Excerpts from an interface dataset
───

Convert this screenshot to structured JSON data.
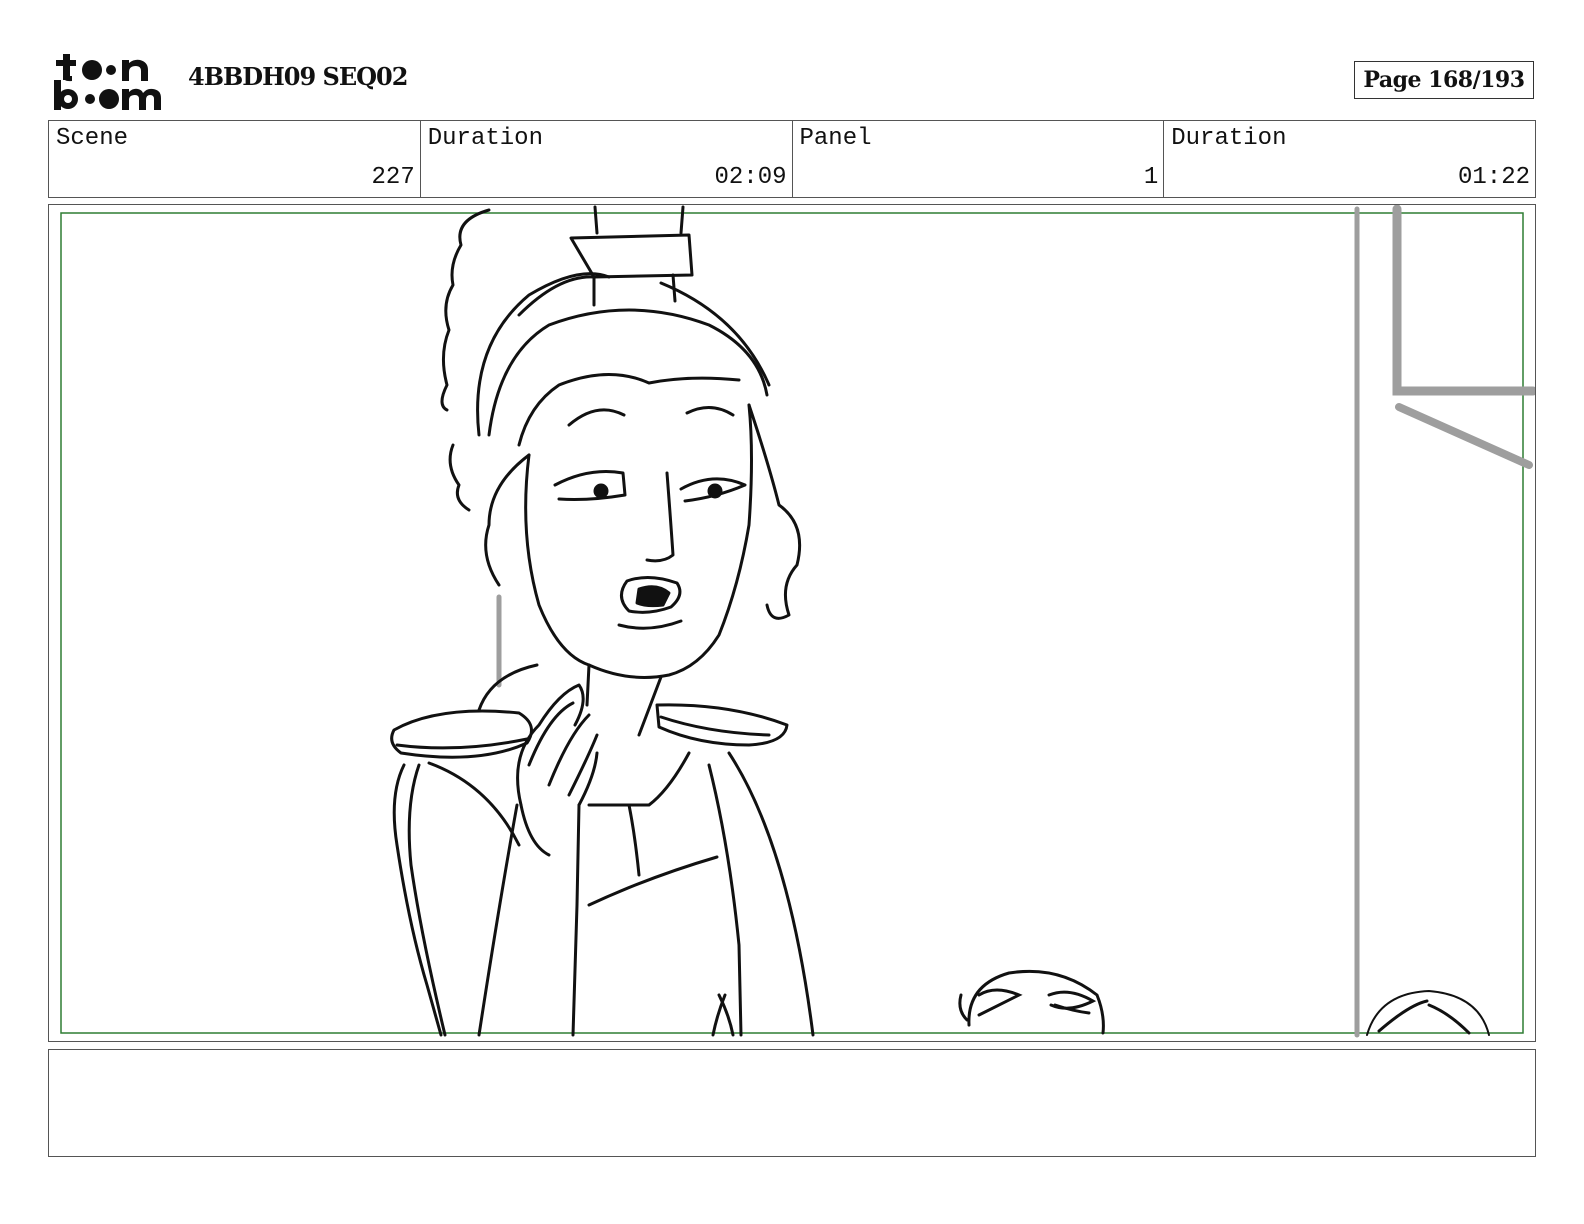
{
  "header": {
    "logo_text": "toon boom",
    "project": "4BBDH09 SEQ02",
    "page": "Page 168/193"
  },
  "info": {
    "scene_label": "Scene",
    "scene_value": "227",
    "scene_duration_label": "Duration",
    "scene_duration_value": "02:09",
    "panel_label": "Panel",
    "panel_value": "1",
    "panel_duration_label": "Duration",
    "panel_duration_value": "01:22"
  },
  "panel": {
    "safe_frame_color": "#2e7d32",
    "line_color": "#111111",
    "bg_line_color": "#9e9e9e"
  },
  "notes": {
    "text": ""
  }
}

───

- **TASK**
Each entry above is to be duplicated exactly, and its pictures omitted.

- **SOLUTION FOR THIS TASK**
Convert this screenshot to structured JSON data.
{
  "header": {
    "logo_text": "toon boom",
    "project": "4BBDH09 SEQ02",
    "page": "Page 168/193"
  },
  "info": {
    "scene_label": "Scene",
    "scene_value": "227",
    "scene_duration_label": "Duration",
    "scene_duration_value": "02:09",
    "panel_label": "Panel",
    "panel_value": "1",
    "panel_duration_label": "Duration",
    "panel_duration_value": "01:22"
  },
  "panel": {
    "safe_frame_color": "#2e7d32",
    "line_color": "#111111",
    "bg_line_color": "#9e9e9e"
  },
  "notes": {
    "text": ""
  }
}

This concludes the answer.